Texas court to hear death row inmate's appeal—-The man's childhood abuse
will be considered
A longtime Texas death row inmate could get another chance to avoid
execution after an appeals court granted a rare reconsideration of an
The Court of Criminal Appeals agreed to reconsider whether jurors who
sentenced Gene Wilford Hathorn Jr. were properly instructed on how to
consider potential mitigating evidence that he was abused as a child. The
same court had previously rejected the claims as recently as last month.
Hathorn, 47, and his co-worker at Rusk State Hospital, James Beathard,
were sentenced to die for a 1984 rampage that killed Hathorn's father,
stepmother and half-brother in Trinity County. Beathard was executed in
Court records indicated Hathorn supplied Beathard with illegal drugs for
him to sell on commission. They also show that, during their friendship,
Hathorn talked of his desire to kill Gene Hathorn Sr., Linda Hathorn and
14-year-old Marcus Hathorn.
Hathorn hoped to collect an inheritance from his father and offered to
share it with Beathard, not knowing that his father had recently cut him

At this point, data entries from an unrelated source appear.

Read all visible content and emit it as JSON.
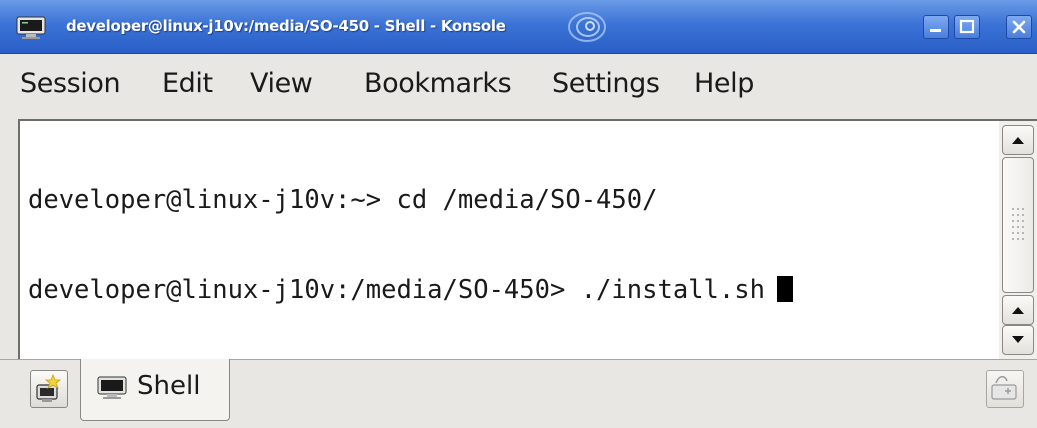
{
  "window": {
    "title": "developer@linux-j10v:/media/SO-450 - Shell - Konsole",
    "icons": {
      "app": "konsole-monitor-icon",
      "swirl": "suse-swirl-icon",
      "minimize": "minimize-icon",
      "maximize": "maximize-icon",
      "close": "close-icon"
    }
  },
  "menubar": {
    "items": [
      {
        "label": "Session"
      },
      {
        "label": "Edit"
      },
      {
        "label": "View"
      },
      {
        "label": "Bookmarks"
      },
      {
        "label": "Settings"
      },
      {
        "label": "Help"
      }
    ]
  },
  "terminal": {
    "lines": [
      {
        "prompt": "developer@linux-j10v:~>",
        "command": "cd /media/SO-450/"
      },
      {
        "prompt": "developer@linux-j10v:/media/SO-450>",
        "command": "./install.sh"
      }
    ]
  },
  "tabbar": {
    "tabs": [
      {
        "label": "Shell",
        "icon": "terminal-icon"
      }
    ],
    "icons": {
      "new_tab": "new-session-icon",
      "close_tab": "close-session-icon"
    }
  },
  "colors": {
    "titlebar": "#3b73d6",
    "terminal_bg": "#ffffff",
    "terminal_fg": "#1a1a1a",
    "chrome": "#e9e7e3"
  }
}
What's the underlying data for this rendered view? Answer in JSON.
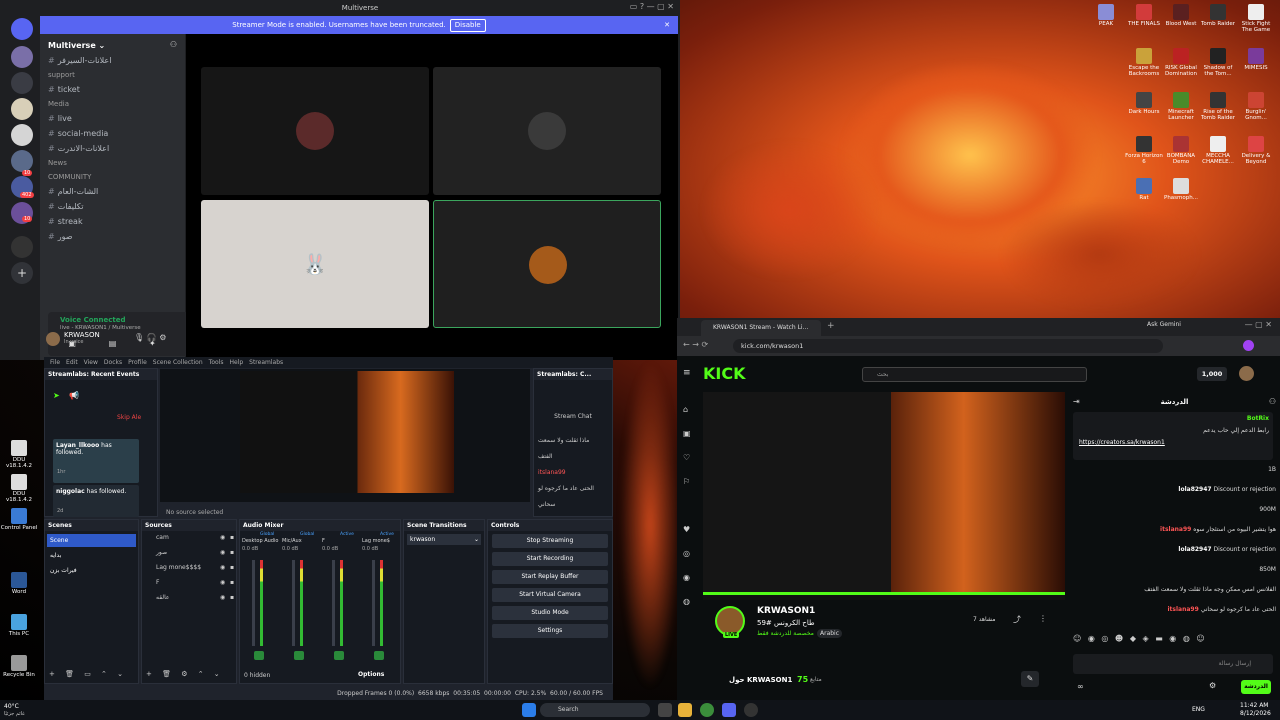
{
  "discord": {
    "window_title": "Multiverse",
    "banner_text": "Streamer Mode is enabled. Usernames have been truncated.",
    "banner_button": "Disable",
    "server_name": "Multiverse",
    "server_badges": [
      "10",
      "402",
      "10"
    ],
    "channels": [
      {
        "type": "channel",
        "label": "اعلانات-السيرفر"
      },
      {
        "type": "header",
        "label": "support"
      },
      {
        "type": "channel",
        "label": "ticket"
      },
      {
        "type": "header",
        "label": "Media"
      },
      {
        "type": "channel",
        "label": "live"
      },
      {
        "type": "channel",
        "label": "social-media"
      },
      {
        "type": "channel",
        "label": "اعلانات-الاندرت"
      },
      {
        "type": "header",
        "label": "News"
      },
      {
        "type": "header",
        "label": "COMMUNITY"
      },
      {
        "type": "channel",
        "label": "الشات-العام"
      },
      {
        "type": "channel",
        "label": "تكليفات"
      },
      {
        "type": "channel",
        "label": "streak"
      },
      {
        "type": "channel",
        "label": "صور"
      }
    ],
    "voice_status": "Voice Connected",
    "voice_detail": "live - KRWASON1 / Multiverse",
    "username": "KRWASON",
    "user_status": "In voice"
  },
  "desktop_icons": [
    {
      "label": "PEAK",
      "color": "#8a8dd6"
    },
    {
      "label": "THE FINALS",
      "color": "#d23b3b"
    },
    {
      "label": "Blood West",
      "color": "#5a2020"
    },
    {
      "label": "Tomb Raider",
      "color": "#333"
    },
    {
      "label": "Stick Fight The Game",
      "color": "#eee"
    },
    {
      "label": "Escape the Backrooms",
      "color": "#caa23a"
    },
    {
      "label": "RISK Global Domination",
      "color": "#b22"
    },
    {
      "label": "Shadow of the Tom...",
      "color": "#222"
    },
    {
      "label": "MIMESIS",
      "color": "#7a3b9b"
    },
    {
      "label": "Dark Hours",
      "color": "#444"
    },
    {
      "label": "Minecraft Launcher",
      "color": "#4a8b2a"
    },
    {
      "label": "Rise of the Tomb Raider",
      "color": "#333"
    },
    {
      "label": "Burglin' Gnom...",
      "color": "#c43"
    },
    {
      "label": "Forza Horizon 6",
      "color": "#333"
    },
    {
      "label": "BOMBANA Demo",
      "color": "#a33"
    },
    {
      "label": "MECCHA CHAMELE...",
      "color": "#eee"
    },
    {
      "label": "Delivery & Beyond",
      "color": "#d44"
    },
    {
      "label": "Rat",
      "color": "#4a6fb4"
    },
    {
      "label": "Phasmoph...",
      "color": "#ddd"
    }
  ],
  "left_desktop_icons": [
    {
      "label": "DDU v18.1.4.2",
      "color": "#ddd"
    },
    {
      "label": "DDU v18.1.4.2",
      "color": "#ddd"
    },
    {
      "label": "Control Panel",
      "color": "#3a7bd5"
    },
    {
      "label": "Word",
      "color": "#2b5797"
    },
    {
      "label": "This PC",
      "color": "#4aa3df"
    },
    {
      "label": "Recycle Bin",
      "color": "#999"
    }
  ],
  "obs": {
    "menu": [
      "File",
      "Edit",
      "View",
      "Docks",
      "Profile",
      "Scene Collection",
      "Tools",
      "Help",
      "Streamlabs"
    ],
    "recent_events_title": "Streamlabs: Recent Events",
    "skip_alert": "Skip Ale",
    "events": [
      {
        "user": "Layan_llkooo",
        "action": "has followed.",
        "time": "1hr"
      },
      {
        "user": "niggolac",
        "action": "has followed.",
        "time": "2d"
      }
    ],
    "chat_title": "Streamlabs: C...",
    "stream_chat": "Stream Chat",
    "chat_lines": [
      "ماذا ثقلت ولا سمعت",
      "الفتف",
      "itslana99",
      "الحتى عاد ما كرجوه لو",
      "سحاني"
    ],
    "no_source": "No source selected",
    "scenes_title": "Scenes",
    "scenes": [
      "Scene",
      "بدايه",
      "فيرات بزن"
    ],
    "sources_title": "Sources",
    "sources": [
      "cam",
      "صور",
      "Lag mone$$$$",
      "F",
      "عالقه"
    ],
    "mixer_title": "Audio Mixer",
    "mixer_channels": [
      {
        "name": "Desktop Audio",
        "db": "0.0 dB",
        "tag": "Global"
      },
      {
        "name": "Mic/Aux",
        "db": "0.0 dB",
        "tag": "Global"
      },
      {
        "name": "F",
        "db": "0.0 dB",
        "tag": "Active"
      },
      {
        "name": "Lag mone$",
        "db": "0.0 dB",
        "tag": "Active"
      }
    ],
    "hidden": "0 hidden",
    "options": "Options",
    "transitions_title": "Scene Transitions",
    "transition": "krwason",
    "controls_title": "Controls",
    "controls": [
      "Stop Streaming",
      "Start Recording",
      "Start Replay Buffer",
      "Start Virtual Camera",
      "Studio Mode",
      "Settings"
    ],
    "status": {
      "dropped": "Dropped Frames 0 (0.0%)",
      "kbps": "6658 kbps",
      "time": "00:35:05",
      "rec": "00:00:00",
      "cpu": "CPU: 2.5%",
      "fps": "60.00 / 60.00 FPS"
    }
  },
  "browser": {
    "tab_title": "KRWASON1 Stream - Watch Li...",
    "gemini": "Ask Gemini",
    "url": "kick.com/krwason1",
    "logo": "KICK",
    "search_placeholder": "بحث",
    "balance": "1,000",
    "streamer": "KRWASON1",
    "stream_title": "طاح الكرونس #59",
    "subtitle": "مخصصة للدردشة فقط",
    "language": "Arabic",
    "viewers": "7 مشاهد",
    "live": "LIVE",
    "about": "حول KRWASON1",
    "followers_count": "75",
    "followers_label": "متابع",
    "chat_header": "الدردشة",
    "pinned_user": "BotRix",
    "pinned_text": "رابط الدعم إلي حاب يدعم",
    "pinned_link": "https://creators.sa/krwason1",
    "chat_messages": [
      {
        "user": "",
        "text": "1B"
      },
      {
        "user": "lola82947",
        "text": "Discount or rejection"
      },
      {
        "user": "",
        "text": "900M"
      },
      {
        "user": "itslana99",
        "text": "هوا يتشير البيوه من استئجار سوه"
      },
      {
        "user": "lola82947",
        "text": "Discount or rejection"
      },
      {
        "user": "",
        "text": "850M"
      },
      {
        "user": "",
        "text": "الفلانس امس ممكن وجه ماذا ثقلت ولا سمعت الفتف"
      },
      {
        "user": "itslana99",
        "text": "الحتى عاد ما كرجوه لو سحاني"
      }
    ],
    "chat_placeholder": "إرسال رسالة",
    "chat_button": "الدردشة"
  },
  "taskbar": {
    "temp": "40°C",
    "weather": "غائم جزئيًا",
    "search": "Search",
    "lang": "ENG",
    "time": "11:42 AM",
    "date": "8/12/2026"
  }
}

out of his will.
David Sergi, Hathorn's appeals attorney, said the elder Hathorn regularly
abused his son as a child.
"There were beatings, emotional abuse … good old country whippings,"
The appeal is not an attempt to overturn his conviction, but to avoid
execution, Sergi said.
In a separate case, a federal appeals court is allowing a death row inmate
to appeal his conviction for killing a mother and her 2 children in the
Texas Panhandle more than 14 years ago.
Henry Watkins Skinner, 46, has won approval from the 5th U.S. Circuit
Court of Appeals to pursue arguments that a police blood spatter report
should have been used by his lawyers at his capital murder trial to
bolster his defense.
Skinner was convicted of fatally bludgeoning his girlfriend, Twila Jean
Busby, 40, with an ax handle, then fatally stabbing her 2 mentally
impaired sons, Elwin Caler, 22, and Randy Busby, 20, at their Pampa home
on New Year's Eve in 1993.
(source: Associated Press)
Families Worry After Executions Resume
Widow of murder victim Ramiro Ayala said she is angry but still trusts in
the system that has placed his killer on death row.
"A life for a life," said Agnes Ayala, as she remembers her husband, slain
during the robbery of a downtown nightclub he owned.
Last year, executions were suspended in Texas and across the nation, as
the Supreme Court considered a Kentucky case challenging lethal injection.
The court ruled the 3-part killing method does not constitute cruel and
unusual punishment, allowing states to resume the execution of prisoners.
Convicted in a different case, Randy Greer is waiting on death row. Greer
said that just like a victims family, he isn't able to be with his loved
ones. Not concerned with the court's ruling in Kentucky, Greer said,
"They'll just find another way to kill me."
No matter what happened with the Kentucky case, convicted killer George
McFarland said his position wouldn't be too affected. "It means me still
here, still hoping, still praying." said McFarland, "still hanging onto my
faith and still believing in the system."
(source: KSAT News)